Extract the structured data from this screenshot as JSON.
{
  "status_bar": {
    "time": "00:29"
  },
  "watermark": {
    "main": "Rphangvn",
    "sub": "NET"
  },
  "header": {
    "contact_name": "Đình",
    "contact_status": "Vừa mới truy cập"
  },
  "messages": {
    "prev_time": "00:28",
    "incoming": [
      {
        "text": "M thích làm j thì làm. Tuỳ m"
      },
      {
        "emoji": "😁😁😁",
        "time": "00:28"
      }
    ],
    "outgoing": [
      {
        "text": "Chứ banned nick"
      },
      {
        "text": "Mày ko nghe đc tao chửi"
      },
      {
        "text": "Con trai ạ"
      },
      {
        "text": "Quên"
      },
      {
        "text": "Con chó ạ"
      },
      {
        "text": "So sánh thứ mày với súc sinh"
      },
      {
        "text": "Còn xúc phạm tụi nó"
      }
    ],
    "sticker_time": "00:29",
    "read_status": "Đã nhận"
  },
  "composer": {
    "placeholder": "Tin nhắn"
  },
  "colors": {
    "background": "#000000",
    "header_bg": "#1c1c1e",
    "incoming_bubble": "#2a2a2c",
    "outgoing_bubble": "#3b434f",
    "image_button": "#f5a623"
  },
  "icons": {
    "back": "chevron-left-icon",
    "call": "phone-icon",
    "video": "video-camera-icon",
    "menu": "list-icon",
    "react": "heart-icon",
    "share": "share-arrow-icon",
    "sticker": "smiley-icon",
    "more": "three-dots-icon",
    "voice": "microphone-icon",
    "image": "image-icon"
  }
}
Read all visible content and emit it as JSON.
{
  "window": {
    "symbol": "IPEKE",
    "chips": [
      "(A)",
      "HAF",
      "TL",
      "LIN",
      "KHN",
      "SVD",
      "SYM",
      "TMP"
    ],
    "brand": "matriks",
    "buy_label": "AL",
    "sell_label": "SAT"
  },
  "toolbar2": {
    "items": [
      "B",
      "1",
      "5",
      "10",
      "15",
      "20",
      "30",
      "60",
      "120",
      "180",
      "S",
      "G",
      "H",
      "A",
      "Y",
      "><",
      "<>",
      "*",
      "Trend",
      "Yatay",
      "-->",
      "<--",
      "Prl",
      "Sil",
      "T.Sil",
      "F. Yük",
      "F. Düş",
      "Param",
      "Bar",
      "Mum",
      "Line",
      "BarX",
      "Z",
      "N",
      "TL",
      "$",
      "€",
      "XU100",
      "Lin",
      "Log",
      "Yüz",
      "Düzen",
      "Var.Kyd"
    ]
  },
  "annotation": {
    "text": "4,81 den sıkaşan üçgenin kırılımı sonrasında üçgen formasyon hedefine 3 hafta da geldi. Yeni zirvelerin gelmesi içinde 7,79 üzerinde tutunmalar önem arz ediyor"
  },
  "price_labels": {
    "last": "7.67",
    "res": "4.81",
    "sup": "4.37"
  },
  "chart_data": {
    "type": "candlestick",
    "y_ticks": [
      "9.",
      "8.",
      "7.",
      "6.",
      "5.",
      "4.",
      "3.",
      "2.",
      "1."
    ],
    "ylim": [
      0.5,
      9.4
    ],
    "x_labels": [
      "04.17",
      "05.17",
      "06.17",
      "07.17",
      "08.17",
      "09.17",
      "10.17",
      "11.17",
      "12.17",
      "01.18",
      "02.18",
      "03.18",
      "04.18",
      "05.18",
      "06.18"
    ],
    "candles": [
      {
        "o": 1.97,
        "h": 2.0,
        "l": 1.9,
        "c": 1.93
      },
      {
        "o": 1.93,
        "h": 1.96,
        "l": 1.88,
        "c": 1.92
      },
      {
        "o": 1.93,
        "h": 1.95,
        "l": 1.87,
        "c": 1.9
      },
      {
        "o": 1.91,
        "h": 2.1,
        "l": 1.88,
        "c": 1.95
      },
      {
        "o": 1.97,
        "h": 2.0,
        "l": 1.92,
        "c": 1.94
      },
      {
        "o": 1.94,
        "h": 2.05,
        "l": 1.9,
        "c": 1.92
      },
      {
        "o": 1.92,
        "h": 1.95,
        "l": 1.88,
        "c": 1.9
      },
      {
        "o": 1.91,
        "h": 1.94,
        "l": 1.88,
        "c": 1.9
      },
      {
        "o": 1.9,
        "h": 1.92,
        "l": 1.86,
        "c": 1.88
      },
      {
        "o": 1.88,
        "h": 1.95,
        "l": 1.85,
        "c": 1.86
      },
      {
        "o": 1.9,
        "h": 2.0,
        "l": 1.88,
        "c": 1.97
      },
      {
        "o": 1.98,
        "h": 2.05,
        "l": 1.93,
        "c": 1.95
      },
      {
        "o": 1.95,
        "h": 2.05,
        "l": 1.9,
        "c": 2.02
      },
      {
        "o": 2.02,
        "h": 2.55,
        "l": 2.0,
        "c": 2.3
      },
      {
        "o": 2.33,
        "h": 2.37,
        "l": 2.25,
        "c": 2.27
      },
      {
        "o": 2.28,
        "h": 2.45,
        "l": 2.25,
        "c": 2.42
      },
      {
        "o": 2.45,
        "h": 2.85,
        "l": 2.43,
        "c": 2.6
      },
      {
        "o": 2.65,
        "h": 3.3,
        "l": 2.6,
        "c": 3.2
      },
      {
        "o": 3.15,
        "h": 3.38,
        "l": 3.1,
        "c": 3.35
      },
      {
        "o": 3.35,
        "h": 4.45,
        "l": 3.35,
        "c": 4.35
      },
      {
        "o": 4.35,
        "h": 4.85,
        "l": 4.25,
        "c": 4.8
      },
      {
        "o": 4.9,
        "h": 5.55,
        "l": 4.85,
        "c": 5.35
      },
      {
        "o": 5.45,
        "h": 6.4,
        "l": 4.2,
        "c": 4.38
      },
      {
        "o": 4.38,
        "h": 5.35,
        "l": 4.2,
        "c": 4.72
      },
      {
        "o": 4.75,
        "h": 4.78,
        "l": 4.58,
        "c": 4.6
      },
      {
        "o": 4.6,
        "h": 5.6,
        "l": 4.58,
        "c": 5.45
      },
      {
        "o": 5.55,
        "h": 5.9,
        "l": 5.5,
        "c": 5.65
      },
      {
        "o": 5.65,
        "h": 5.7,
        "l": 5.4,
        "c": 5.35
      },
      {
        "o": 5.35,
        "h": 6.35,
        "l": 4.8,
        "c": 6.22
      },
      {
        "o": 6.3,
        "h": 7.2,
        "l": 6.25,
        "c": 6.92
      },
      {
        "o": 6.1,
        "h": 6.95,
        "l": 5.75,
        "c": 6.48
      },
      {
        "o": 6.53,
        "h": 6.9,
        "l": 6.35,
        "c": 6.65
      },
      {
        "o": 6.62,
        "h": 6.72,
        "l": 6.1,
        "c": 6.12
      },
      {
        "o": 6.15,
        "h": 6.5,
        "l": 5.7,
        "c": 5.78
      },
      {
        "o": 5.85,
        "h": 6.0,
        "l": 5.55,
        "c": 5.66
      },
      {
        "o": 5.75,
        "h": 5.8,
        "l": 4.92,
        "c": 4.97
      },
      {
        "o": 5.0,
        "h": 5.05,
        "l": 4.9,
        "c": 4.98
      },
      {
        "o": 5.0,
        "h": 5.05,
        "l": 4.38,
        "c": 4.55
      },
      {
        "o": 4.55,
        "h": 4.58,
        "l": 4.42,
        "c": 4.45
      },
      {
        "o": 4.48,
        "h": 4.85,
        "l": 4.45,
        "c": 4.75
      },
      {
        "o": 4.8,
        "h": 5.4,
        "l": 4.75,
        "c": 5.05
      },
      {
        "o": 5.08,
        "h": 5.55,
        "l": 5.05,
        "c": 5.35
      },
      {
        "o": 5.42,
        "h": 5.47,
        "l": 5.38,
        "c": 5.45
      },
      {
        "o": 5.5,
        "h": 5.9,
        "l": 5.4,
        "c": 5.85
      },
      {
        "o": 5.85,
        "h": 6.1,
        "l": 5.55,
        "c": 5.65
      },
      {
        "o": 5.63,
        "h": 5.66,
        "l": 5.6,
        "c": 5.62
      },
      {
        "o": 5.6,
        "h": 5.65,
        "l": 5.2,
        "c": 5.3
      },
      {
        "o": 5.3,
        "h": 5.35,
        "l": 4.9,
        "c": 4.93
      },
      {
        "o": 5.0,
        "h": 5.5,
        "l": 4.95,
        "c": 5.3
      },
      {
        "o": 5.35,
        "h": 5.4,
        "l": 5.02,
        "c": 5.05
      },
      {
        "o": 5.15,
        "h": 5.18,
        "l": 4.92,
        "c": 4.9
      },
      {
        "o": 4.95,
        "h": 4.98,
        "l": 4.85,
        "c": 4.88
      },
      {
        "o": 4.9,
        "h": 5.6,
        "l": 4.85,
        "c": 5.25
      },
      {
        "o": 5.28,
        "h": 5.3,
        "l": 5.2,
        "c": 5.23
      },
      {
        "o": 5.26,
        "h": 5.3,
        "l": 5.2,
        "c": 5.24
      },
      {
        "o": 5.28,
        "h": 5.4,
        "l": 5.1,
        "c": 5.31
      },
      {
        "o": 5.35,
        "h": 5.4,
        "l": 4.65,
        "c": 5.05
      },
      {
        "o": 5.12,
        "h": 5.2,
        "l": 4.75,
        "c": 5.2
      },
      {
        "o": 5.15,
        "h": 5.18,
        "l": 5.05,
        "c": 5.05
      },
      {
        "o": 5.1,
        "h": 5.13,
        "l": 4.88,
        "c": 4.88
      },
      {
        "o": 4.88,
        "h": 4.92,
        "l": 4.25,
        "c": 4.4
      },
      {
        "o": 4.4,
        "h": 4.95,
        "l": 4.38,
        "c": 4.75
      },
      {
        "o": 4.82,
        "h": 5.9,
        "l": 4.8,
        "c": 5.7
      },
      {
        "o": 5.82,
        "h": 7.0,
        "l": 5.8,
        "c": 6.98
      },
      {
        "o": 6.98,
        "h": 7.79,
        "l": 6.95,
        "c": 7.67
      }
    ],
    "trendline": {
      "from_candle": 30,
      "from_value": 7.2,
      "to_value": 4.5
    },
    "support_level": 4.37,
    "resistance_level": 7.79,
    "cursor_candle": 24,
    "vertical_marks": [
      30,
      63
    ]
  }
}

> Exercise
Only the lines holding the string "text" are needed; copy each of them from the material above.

> Written reply
        "text": "M thích làm j thì làm. Tuỳ m"
        "text": "Chứ banned nick"
        "text": "Mày ko nghe đc tao chửi"
        "text": "Con trai ạ"
        "text": "Quên"
        "text": "Con chó ạ"
        "text": "So sánh thứ mày với súc sinh"
        "text": "Còn xúc phạm tụi nó"
    "text": "4,81 den sıkaşan üçgenin kırılımı sonrasında üçgen formasyon hedefine 3 hafta da geldi. Yeni zirvelerin gelmesi içinde 7,79 üzerinde tutunmalar önem arz ediyor"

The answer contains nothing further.